Sunday, May 11, 2014

Twice in One Day can’t be a Coincidence



The coincidence I’m talking about is Ralph Nader (appearing on Amy Goodman’s Democracy Now) and Robert Reich (on his blog) making the case that the political right and left are coalescing around the populist cause. Both of them offered independent opinions on the subject during the week just past.

Excuse me? The two disparate antagonists, Dems and Reps, who bound the Congress hand and foot through two administrations, are finally gravitating toward the nation’s demands? That’s mind-boggling and it’s far short of a gold-rush toward Elizabeth Warren/Bernie Sanders populism, but it intrigues me. I find it particularly interesting to hear nearly identical conclusions from Reich, a Washington insider and Nader, a total outsider. That might make even the most dedicated of the pessimist-class wonder if this country may actually turn out to be governable after all.

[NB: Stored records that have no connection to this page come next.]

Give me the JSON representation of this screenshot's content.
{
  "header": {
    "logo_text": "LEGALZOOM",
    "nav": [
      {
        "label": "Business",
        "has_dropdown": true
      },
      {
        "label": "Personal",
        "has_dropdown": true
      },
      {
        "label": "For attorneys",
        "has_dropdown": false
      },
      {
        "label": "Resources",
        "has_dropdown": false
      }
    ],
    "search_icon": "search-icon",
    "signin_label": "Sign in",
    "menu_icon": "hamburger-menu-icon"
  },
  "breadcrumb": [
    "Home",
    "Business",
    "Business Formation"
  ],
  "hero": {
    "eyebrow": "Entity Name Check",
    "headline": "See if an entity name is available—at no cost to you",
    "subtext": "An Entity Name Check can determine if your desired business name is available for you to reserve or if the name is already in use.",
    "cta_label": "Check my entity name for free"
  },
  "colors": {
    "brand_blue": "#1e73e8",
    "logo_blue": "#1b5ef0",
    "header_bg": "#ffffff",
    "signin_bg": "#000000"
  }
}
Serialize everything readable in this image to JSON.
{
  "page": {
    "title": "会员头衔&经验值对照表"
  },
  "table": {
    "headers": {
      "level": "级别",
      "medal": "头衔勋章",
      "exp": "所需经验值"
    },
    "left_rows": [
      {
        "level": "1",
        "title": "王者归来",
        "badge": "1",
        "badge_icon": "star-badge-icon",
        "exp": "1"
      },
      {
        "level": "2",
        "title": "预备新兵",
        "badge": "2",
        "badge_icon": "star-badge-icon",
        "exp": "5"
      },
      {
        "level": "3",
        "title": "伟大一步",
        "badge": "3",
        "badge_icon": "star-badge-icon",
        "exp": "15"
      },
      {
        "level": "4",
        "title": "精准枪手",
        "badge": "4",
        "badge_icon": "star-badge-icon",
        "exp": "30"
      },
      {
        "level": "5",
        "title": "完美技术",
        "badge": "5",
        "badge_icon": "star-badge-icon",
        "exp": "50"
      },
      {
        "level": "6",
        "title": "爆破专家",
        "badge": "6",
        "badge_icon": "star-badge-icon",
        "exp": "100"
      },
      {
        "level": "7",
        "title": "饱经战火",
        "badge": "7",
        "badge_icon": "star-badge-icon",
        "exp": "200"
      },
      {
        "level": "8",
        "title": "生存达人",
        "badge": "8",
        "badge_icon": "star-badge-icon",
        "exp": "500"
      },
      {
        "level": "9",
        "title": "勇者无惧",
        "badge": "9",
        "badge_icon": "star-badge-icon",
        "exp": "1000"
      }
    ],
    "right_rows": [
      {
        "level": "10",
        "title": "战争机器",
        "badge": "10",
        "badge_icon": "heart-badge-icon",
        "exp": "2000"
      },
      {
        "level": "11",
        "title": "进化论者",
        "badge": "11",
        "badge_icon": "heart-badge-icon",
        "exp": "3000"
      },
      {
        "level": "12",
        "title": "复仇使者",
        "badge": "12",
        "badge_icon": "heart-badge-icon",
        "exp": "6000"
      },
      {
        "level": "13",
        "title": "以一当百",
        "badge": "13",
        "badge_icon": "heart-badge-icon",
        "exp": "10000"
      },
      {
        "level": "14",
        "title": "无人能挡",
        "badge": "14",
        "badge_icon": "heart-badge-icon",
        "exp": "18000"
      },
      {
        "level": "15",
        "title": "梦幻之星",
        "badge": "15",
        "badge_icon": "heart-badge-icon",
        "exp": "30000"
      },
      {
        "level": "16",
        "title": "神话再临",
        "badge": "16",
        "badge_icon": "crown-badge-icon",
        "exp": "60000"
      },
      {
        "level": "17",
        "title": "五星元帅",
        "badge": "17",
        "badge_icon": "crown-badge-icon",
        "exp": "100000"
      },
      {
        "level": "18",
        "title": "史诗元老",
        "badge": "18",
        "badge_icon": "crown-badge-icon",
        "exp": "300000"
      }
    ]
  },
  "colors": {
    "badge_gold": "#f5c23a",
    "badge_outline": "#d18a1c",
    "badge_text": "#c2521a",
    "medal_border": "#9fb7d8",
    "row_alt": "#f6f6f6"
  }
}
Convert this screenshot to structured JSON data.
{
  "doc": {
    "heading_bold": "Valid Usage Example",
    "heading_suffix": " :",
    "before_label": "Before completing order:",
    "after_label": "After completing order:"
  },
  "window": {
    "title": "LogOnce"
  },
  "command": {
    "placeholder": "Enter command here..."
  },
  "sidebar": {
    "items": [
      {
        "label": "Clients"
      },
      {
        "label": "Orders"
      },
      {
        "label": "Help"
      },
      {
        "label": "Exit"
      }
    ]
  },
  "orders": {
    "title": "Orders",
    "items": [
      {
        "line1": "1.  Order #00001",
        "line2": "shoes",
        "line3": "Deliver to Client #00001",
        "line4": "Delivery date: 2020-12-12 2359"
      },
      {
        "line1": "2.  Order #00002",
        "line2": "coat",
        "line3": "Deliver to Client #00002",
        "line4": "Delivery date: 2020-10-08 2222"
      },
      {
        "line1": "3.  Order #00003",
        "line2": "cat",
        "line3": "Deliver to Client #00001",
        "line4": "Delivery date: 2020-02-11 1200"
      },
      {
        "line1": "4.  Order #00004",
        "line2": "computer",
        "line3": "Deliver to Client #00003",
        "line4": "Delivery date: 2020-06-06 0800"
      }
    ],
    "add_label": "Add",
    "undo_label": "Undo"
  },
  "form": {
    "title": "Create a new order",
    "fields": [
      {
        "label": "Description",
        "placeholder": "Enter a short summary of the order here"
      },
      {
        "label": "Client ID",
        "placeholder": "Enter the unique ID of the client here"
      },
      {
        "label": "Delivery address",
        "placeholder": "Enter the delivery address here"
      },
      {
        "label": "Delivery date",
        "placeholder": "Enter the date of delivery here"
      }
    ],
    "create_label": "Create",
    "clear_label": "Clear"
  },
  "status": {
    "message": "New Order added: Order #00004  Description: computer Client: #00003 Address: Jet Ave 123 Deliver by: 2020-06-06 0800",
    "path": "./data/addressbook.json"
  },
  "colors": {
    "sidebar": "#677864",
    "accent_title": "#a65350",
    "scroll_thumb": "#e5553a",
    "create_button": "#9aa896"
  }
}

As Sir Winston Churchill was fond of saying, “You can always count on Americans to do the right thing - after they've tried everything else.” There’s a hell of a lot of truth in that and I am equally fond of saying Americans are at their best with their backs against the wall. We certainly have our collective backs against the wall today in almost all aspects of American life. But we’ve tried almost everything else and are possibly on track to doing the right thing.

If this is another Pearl Harbor moment, the enemy has truly sunk our Pacific fleet in a vast array of complicated maneuvers. Take your pick, from global climate change to job loss, healthcare, student-loan debt, a failing consumer-class, fraud and corruption in both our governing and financial institutions, tax avoidance and disparity, education, an unbridled military and the shut-down of democratic demonstration. Have I missed your personal favorite? Probably.

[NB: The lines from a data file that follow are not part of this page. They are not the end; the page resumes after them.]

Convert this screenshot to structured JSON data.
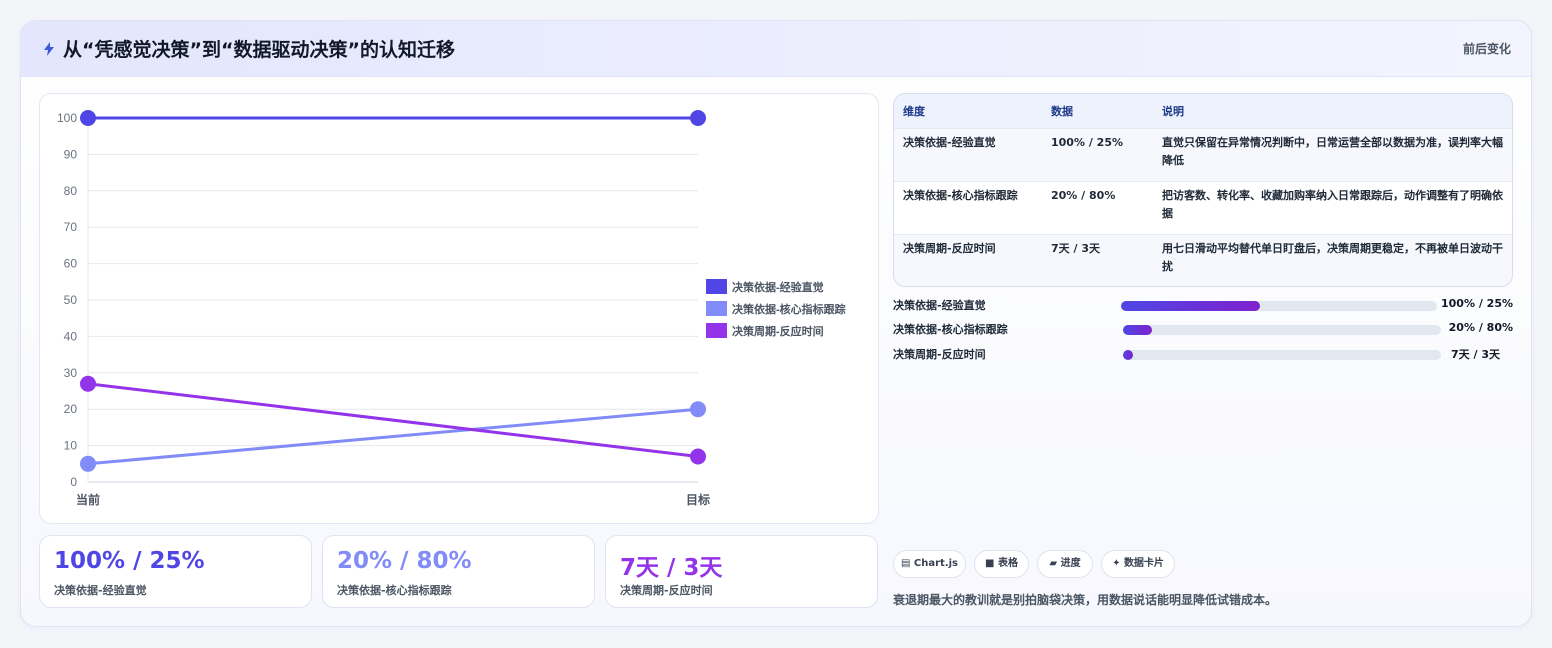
{
  "header": {
    "title": "从“凭感觉决策”到“数据驱动决策”的认知迁移",
    "tag": "前后变化",
    "icon": "lightning-icon"
  },
  "colors": {
    "series1": "#4f46e5",
    "series2": "#818cf8",
    "series3": "#9333ea"
  },
  "chart_data": {
    "type": "line",
    "categories": [
      "当前",
      "目标"
    ],
    "yticks": [
      0,
      10,
      20,
      30,
      40,
      50,
      60,
      70,
      80,
      90,
      100
    ],
    "ylim": [
      0,
      100
    ],
    "grid": true,
    "legend": "right",
    "series": [
      {
        "name": "决策依据-经验直觉",
        "values": [
          100,
          100
        ],
        "color": "#4f46e5"
      },
      {
        "name": "决策依据-核心指标跟踪",
        "values": [
          5,
          20
        ],
        "color": "#818cf8"
      },
      {
        "name": "决策周期-反应时间",
        "values": [
          27,
          7
        ],
        "color": "#9333ea"
      }
    ]
  },
  "stats": [
    {
      "value": "100% / 25%",
      "label": "决策依据-经验直觉",
      "color": "#4f46e5"
    },
    {
      "value": "20% / 80%",
      "label": "决策依据-核心指标跟踪",
      "color": "#818cf8"
    },
    {
      "value": "7天 / 3天",
      "label": "决策周期-反应时间",
      "color": "#9333ea"
    }
  ],
  "table": {
    "headers": [
      "维度",
      "数据",
      "说明"
    ],
    "rows": [
      [
        "决策依据-经验直觉",
        "100% / 25%",
        "直觉只保留在异常情况判断中，日常运营全部以数据为准，误判率大幅降低"
      ],
      [
        "决策依据-核心指标跟踪",
        "20% / 80%",
        "把访客数、转化率、收藏加购率纳入日常跟踪后，动作调整有了明确依据"
      ],
      [
        "决策周期-反应时间",
        "7天 / 3天",
        "用七日滑动平均替代单日盯盘后，决策周期更稳定，不再被单日波动干扰"
      ]
    ]
  },
  "progress": [
    {
      "label": "决策依据-经验直觉",
      "value": "100% / 25%",
      "fill": 0.44
    },
    {
      "label": "决策依据-核心指标跟踪",
      "value": "20% / 80%",
      "fill": 0.09
    },
    {
      "label": "决策周期-反应时间",
      "value": "7天 / 3天",
      "fill": 0.03
    }
  ],
  "chips": [
    {
      "icon": "chart-icon",
      "label": "Chart.js"
    },
    {
      "icon": "table-icon",
      "label": "表格"
    },
    {
      "icon": "progress-icon",
      "label": "进度"
    },
    {
      "icon": "card-icon",
      "label": "数据卡片"
    }
  ],
  "note": "衰退期最大的教训就是别拍脑袋决策，用数据说话能明显降低试错成本。"
}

But just as we were blindsided by the sneak-attack that opened World War Two and found us unprepared, America has at hand the tools, know-how, intelligence, stick-to-itiveness and guts to drive the enemy deep back into its own territory and ultimately win. One might well remember that, at the height of German submarine warfare, we were losing 50 ships a month in the Atlantic, a total of 175 warships and 2,825 merchant ships, but saved ourselves (and Europe) by building ships at twice that rate. When American shipyards ran low on steel, they invented reinforced concrete merchant ships, but they got the job done.

Getting the job done is the most basic and intuitive American principle, the major factor that differentiates us from other cultures and nations. If indeed Reich and Nader are correct in their prognostication, the first sliver of a dawn yet to emerge may well light the horizon. If that is the case--and we don’t run out of time, the nation has all the tools at hand. We certainly have the will to be set loose on such a productive assignment.